# [What is expected]
Whatever lines the data contains, output all of them unchanged.
[Start of Attachment]
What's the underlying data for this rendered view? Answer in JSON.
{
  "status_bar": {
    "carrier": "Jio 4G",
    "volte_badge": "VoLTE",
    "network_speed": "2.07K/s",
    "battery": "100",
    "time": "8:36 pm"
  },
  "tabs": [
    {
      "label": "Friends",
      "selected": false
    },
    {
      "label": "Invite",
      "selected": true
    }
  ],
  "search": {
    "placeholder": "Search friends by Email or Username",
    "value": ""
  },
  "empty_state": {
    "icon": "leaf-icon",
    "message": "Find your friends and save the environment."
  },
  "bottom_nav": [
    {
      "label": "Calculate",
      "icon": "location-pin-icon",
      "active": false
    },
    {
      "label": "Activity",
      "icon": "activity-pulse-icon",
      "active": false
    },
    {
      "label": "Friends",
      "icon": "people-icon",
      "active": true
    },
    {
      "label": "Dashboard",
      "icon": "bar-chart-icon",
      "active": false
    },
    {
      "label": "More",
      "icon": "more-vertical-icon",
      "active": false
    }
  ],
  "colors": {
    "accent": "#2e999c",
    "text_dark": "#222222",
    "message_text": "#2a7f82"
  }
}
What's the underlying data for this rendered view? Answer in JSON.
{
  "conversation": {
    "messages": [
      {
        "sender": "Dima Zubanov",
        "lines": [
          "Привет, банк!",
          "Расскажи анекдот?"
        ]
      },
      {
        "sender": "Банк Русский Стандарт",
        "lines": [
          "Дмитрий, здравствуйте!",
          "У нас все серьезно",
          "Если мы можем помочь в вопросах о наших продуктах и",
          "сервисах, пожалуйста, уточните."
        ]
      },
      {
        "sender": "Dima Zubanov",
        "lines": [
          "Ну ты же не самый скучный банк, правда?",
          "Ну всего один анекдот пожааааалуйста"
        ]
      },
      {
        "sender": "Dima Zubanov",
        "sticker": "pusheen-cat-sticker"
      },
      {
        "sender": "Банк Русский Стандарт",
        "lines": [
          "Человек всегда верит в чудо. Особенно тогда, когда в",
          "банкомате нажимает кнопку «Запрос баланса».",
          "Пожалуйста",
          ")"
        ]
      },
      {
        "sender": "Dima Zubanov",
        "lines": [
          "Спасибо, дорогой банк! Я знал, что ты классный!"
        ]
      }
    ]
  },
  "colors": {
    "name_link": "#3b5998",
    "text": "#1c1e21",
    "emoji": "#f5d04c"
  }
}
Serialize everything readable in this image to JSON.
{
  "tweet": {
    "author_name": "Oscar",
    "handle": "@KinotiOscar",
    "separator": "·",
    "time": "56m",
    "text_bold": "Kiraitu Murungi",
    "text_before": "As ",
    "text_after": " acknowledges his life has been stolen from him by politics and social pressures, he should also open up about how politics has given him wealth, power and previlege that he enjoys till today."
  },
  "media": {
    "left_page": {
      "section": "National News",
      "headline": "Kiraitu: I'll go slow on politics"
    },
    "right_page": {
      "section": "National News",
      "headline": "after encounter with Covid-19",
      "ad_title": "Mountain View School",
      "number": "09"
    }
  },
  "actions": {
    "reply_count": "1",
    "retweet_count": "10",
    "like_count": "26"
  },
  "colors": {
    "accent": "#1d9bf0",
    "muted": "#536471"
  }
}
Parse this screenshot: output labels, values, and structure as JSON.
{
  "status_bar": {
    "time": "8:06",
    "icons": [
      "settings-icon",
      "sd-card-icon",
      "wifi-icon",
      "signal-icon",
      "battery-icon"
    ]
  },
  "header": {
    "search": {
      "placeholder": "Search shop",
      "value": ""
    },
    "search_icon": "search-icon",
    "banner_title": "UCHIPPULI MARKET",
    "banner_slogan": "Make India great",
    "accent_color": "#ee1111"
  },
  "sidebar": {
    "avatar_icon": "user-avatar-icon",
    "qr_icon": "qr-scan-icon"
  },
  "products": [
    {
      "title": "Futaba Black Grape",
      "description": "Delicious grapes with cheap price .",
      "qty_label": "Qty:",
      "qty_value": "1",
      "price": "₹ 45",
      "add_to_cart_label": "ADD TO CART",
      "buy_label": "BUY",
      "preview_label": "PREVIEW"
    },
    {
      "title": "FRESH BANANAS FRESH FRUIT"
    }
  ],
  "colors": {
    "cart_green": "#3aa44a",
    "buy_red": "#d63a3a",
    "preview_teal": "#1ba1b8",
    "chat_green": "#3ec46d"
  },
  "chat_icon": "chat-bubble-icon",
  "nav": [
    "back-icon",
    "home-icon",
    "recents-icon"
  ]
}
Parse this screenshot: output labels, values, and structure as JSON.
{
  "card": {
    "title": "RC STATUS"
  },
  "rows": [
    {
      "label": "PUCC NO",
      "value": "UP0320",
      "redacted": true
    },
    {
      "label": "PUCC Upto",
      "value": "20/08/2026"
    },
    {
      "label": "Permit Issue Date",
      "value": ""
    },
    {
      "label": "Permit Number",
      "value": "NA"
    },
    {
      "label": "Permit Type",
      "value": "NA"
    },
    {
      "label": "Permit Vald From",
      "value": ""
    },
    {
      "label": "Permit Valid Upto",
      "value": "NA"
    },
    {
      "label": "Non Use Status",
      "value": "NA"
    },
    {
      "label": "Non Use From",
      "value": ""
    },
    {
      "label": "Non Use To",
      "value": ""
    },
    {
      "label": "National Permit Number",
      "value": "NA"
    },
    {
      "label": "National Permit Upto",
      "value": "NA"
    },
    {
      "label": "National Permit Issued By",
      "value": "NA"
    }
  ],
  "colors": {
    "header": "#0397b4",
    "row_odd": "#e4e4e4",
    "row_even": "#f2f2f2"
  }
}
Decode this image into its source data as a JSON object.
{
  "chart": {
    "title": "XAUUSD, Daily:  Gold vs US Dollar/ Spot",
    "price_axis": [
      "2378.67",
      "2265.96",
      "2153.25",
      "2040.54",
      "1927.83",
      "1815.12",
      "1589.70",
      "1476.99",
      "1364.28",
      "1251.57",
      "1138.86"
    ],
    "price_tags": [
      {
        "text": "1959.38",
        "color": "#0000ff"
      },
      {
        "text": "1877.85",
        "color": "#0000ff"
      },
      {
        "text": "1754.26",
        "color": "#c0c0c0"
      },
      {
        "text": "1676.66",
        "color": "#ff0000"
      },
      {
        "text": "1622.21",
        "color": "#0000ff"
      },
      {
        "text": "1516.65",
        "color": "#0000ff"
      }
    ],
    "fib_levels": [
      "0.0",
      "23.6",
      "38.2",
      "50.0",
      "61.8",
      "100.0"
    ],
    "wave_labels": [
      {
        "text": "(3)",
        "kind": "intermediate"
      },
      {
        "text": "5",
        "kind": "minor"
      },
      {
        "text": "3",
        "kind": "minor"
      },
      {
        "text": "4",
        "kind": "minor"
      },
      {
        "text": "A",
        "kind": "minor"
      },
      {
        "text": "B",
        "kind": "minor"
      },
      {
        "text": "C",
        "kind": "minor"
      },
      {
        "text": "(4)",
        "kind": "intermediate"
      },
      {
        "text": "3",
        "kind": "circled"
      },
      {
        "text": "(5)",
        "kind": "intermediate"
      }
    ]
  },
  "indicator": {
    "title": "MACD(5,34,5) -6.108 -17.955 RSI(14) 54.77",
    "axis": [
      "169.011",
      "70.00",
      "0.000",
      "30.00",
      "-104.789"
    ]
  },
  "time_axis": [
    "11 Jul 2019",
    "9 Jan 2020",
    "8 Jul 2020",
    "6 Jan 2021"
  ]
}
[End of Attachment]
# [Output for this task]
What's the underlying data for this rendered view? Answer in JSON.
{
  "status_bar": {
    "carrier": "Jio 4G",
    "volte_badge": "VoLTE",
    "network_speed": "2.07K/s",
    "battery": "100",
    "time": "8:36 pm"
  },
  "tabs": [
    {
      "label": "Friends",
      "selected": false
    },
    {
      "label": "Invite",
      "selected": true
    }
  ],
  "search": {
    "placeholder": "Search friends by Email or Username",
    "value": ""
  },
  "empty_state": {
    "icon": "leaf-icon",
    "message": "Find your friends and save the environment."
  },
  "bottom_nav": [
    {
      "label": "Calculate",
      "icon": "location-pin-icon",
      "active": false
    },
    {
      "label": "Activity",
      "icon": "activity-pulse-icon",
      "active": false
    },
    {
      "label": "Friends",
      "icon": "people-icon",
      "active": true
    },
    {
      "label": "Dashboard",
      "icon": "bar-chart-icon",
      "active": false
    },
    {
      "label": "More",
      "icon": "more-vertical-icon",
      "active": false
    }
  ],
  "colors": {
    "accent": "#2e999c",
    "text_dark": "#222222",
    "message_text": "#2a7f82"
  }
}
What's the underlying data for this rendered view? Answer in JSON.
{
  "conversation": {
    "messages": [
      {
        "sender": "Dima Zubanov",
        "lines": [
          "Привет, банк!",
          "Расскажи анекдот?"
        ]
      },
      {
        "sender": "Банк Русский Стандарт",
        "lines": [
          "Дмитрий, здравствуйте!",
          "У нас все серьезно",
          "Если мы можем помочь в вопросах о наших продуктах и",
          "сервисах, пожалуйста, уточните."
        ]
      },
      {
        "sender": "Dima Zubanov",
        "lines": [
          "Ну ты же не самый скучный банк, правда?",
          "Ну всего один анекдот пожааааалуйста"
        ]
      },
      {
        "sender": "Dima Zubanov",
        "sticker": "pusheen-cat-sticker"
      },
      {
        "sender": "Банк Русский Стандарт",
        "lines": [
          "Человек всегда верит в чудо. Особенно тогда, когда в",
          "банкомате нажимает кнопку «Запрос баланса».",
          "Пожалуйста",
          ")"
        ]
      },
      {
        "sender": "Dima Zubanov",
        "lines": [
          "Спасибо, дорогой банк! Я знал, что ты классный!"
        ]
      }
    ]
  },
  "colors": {
    "name_link": "#3b5998",
    "text": "#1c1e21",
    "emoji": "#f5d04c"
  }
}
Serialize everything readable in this image to JSON.
{
  "tweet": {
    "author_name": "Oscar",
    "handle": "@KinotiOscar",
    "separator": "·",
    "time": "56m",
    "text_bold": "Kiraitu Murungi",
    "text_before": "As ",
    "text_after": " acknowledges his life has been stolen from him by politics and social pressures, he should also open up about how politics has given him wealth, power and previlege that he enjoys till today."
  },
  "media": {
    "left_page": {
      "section": "National News",
      "headline": "Kiraitu: I'll go slow on politics"
    },
    "right_page": {
      "section": "National News",
      "headline": "after encounter with Covid-19",
      "ad_title": "Mountain View School",
      "number": "09"
    }
  },
  "actions": {
    "reply_count": "1",
    "retweet_count": "10",
    "like_count": "26"
  },
  "colors": {
    "accent": "#1d9bf0",
    "muted": "#536471"
  }
}
Parse this screenshot: output labels, values, and structure as JSON.
{
  "status_bar": {
    "time": "8:06",
    "icons": [
      "settings-icon",
      "sd-card-icon",
      "wifi-icon",
      "signal-icon",
      "battery-icon"
    ]
  },
  "header": {
    "search": {
      "placeholder": "Search shop",
      "value": ""
    },
    "search_icon": "search-icon",
    "banner_title": "UCHIPPULI MARKET",
    "banner_slogan": "Make India great",
    "accent_color": "#ee1111"
  },
  "sidebar": {
    "avatar_icon": "user-avatar-icon",
    "qr_icon": "qr-scan-icon"
  },
  "products": [
    {
      "title": "Futaba Black Grape",
      "description": "Delicious grapes with cheap price .",
      "qty_label": "Qty:",
      "qty_value": "1",
      "price": "₹ 45",
      "add_to_cart_label": "ADD TO CART",
      "buy_label": "BUY",
      "preview_label": "PREVIEW"
    },
    {
      "title": "FRESH BANANAS FRESH FRUIT"
    }
  ],
  "colors": {
    "cart_green": "#3aa44a",
    "buy_red": "#d63a3a",
    "preview_teal": "#1ba1b8",
    "chat_green": "#3ec46d"
  },
  "chat_icon": "chat-bubble-icon",
  "nav": [
    "back-icon",
    "home-icon",
    "recents-icon"
  ]
}
Parse this screenshot: output labels, values, and structure as JSON.
{
  "card": {
    "title": "RC STATUS"
  },
  "rows": [
    {
      "label": "PUCC NO",
      "value": "UP0320",
      "redacted": true
    },
    {
      "label": "PUCC Upto",
      "value": "20/08/2026"
    },
    {
      "label": "Permit Issue Date",
      "value": ""
    },
    {
      "label": "Permit Number",
      "value": "NA"
    },
    {
      "label": "Permit Type",
      "value": "NA"
    },
    {
      "label": "Permit Vald From",
      "value": ""
    },
    {
      "label": "Permit Valid Upto",
      "value": "NA"
    },
    {
      "label": "Non Use Status",
      "value": "NA"
    },
    {
      "label": "Non Use From",
      "value": ""
    },
    {
      "label": "Non Use To",
      "value": ""
    },
    {
      "label": "National Permit Number",
      "value": "NA"
    },
    {
      "label": "National Permit Upto",
      "value": "NA"
    },
    {
      "label": "National Permit Issued By",
      "value": "NA"
    }
  ],
  "colors": {
    "header": "#0397b4",
    "row_odd": "#e4e4e4",
    "row_even": "#f2f2f2"
  }
}
Decode this image into its source data as a JSON object.
{
  "chart": {
    "title": "XAUUSD, Daily:  Gold vs US Dollar/ Spot",
    "price_axis": [
      "2378.67",
      "2265.96",
      "2153.25",
      "2040.54",
      "1927.83",
      "1815.12",
      "1589.70",
      "1476.99",
      "1364.28",
      "1251.57",
      "1138.86"
    ],
    "price_tags": [
      {
        "text": "1959.38",
        "color": "#0000ff"
      },
      {
        "text": "1877.85",
        "color": "#0000ff"
      },
      {
        "text": "1754.26",
        "color": "#c0c0c0"
      },
      {
        "text": "1676.66",
        "color": "#ff0000"
      },
      {
        "text": "1622.21",
        "color": "#0000ff"
      },
      {
        "text": "1516.65",
        "color": "#0000ff"
      }
    ],
    "fib_levels": [
      "0.0",
      "23.6",
      "38.2",
      "50.0",
      "61.8",
      "100.0"
    ],
    "wave_labels": [
      {
        "text": "(3)",
        "kind": "intermediate"
      },
      {
        "text": "5",
        "kind": "minor"
      },
      {
        "text": "3",
        "kind": "minor"
      },
      {
        "text": "4",
        "kind": "minor"
      },
      {
        "text": "A",
        "kind": "minor"
      },
      {
        "text": "B",
        "kind": "minor"
      },
      {
        "text": "C",
        "kind": "minor"
      },
      {
        "text": "(4)",
        "kind": "intermediate"
      },
      {
        "text": "3",
        "kind": "circled"
      },
      {
        "text": "(5)",
        "kind": "intermediate"
      }
    ]
  },
  "indicator": {
    "title": "MACD(5,34,5) -6.108 -17.955 RSI(14) 54.77",
    "axis": [
      "169.011",
      "70.00",
      "0.000",
      "30.00",
      "-104.789"
    ]
  },
  "time_axis": [
    "11 Jul 2019",
    "9 Jan 2020",
    "8 Jul 2020",
    "6 Jan 2021"
  ]
}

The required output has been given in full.